• Exercise:
From the first line to the last, print the records exactly, leaving out the pictures.

(Stored data entries)

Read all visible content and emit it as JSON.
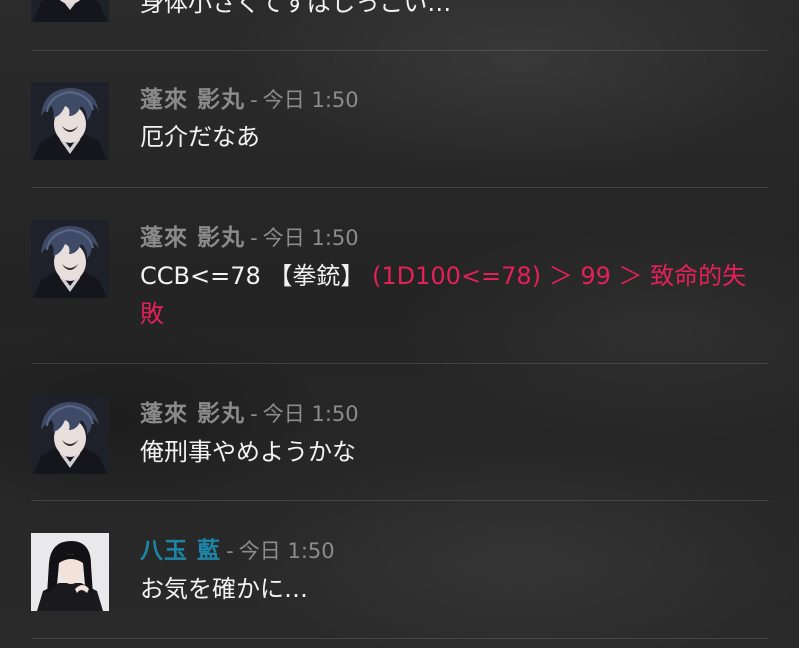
{
  "messages": [
    {
      "id": "m0",
      "body": "身体小さくてすばしっこい…"
    },
    {
      "id": "m1",
      "name": "蓬來 影丸",
      "separator": "-",
      "time": "今日 1:50",
      "body": "厄介だなあ"
    },
    {
      "id": "m2",
      "name": "蓬來 影丸",
      "separator": "-",
      "time": "今日 1:50",
      "body_plain": "CCB<=78 【拳銃】",
      "body_dice": "(1D100<=78) ＞ 99 ＞ 致命的失敗"
    },
    {
      "id": "m3",
      "name": "蓬來 影丸",
      "separator": "-",
      "time": "今日 1:50",
      "body": "俺刑事やめようかな"
    },
    {
      "id": "m4",
      "name": "八玉 藍",
      "separator": "-",
      "time": "今日 1:50",
      "body": "お気を確かに…"
    }
  ],
  "colors": {
    "background": "#262626",
    "name_default": "#8a8a8a",
    "name_accent": "#1d86a8",
    "dice_result": "#e3205a",
    "body_text": "#f2f2f2"
  }
}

• The answer:
Read all visible content and emit it as JSON.
{
  "messages": [
    {
      "id": "m0",
      "body": "身体小さくてすばしっこい…"
    },
    {
      "id": "m1",
      "name": "蓬來 影丸",
      "separator": "-",
      "time": "今日 1:50",
      "body": "厄介だなあ"
    },
    {
      "id": "m2",
      "name": "蓬來 影丸",
      "separator": "-",
      "time": "今日 1:50",
      "body_plain": "CCB<=78 【拳銃】",
      "body_dice": "(1D100<=78) ＞ 99 ＞ 致命的失敗"
    },
    {
      "id": "m3",
      "name": "蓬來 影丸",
      "separator": "-",
      "time": "今日 1:50",
      "body": "俺刑事やめようかな"
    },
    {
      "id": "m4",
      "name": "八玉 藍",
      "separator": "-",
      "time": "今日 1:50",
      "body": "お気を確かに…"
    }
  ],
  "colors": {
    "background": "#262626",
    "name_default": "#8a8a8a",
    "name_accent": "#1d86a8",
    "dice_result": "#e3205a",
    "body_text": "#f2f2f2"
  }
}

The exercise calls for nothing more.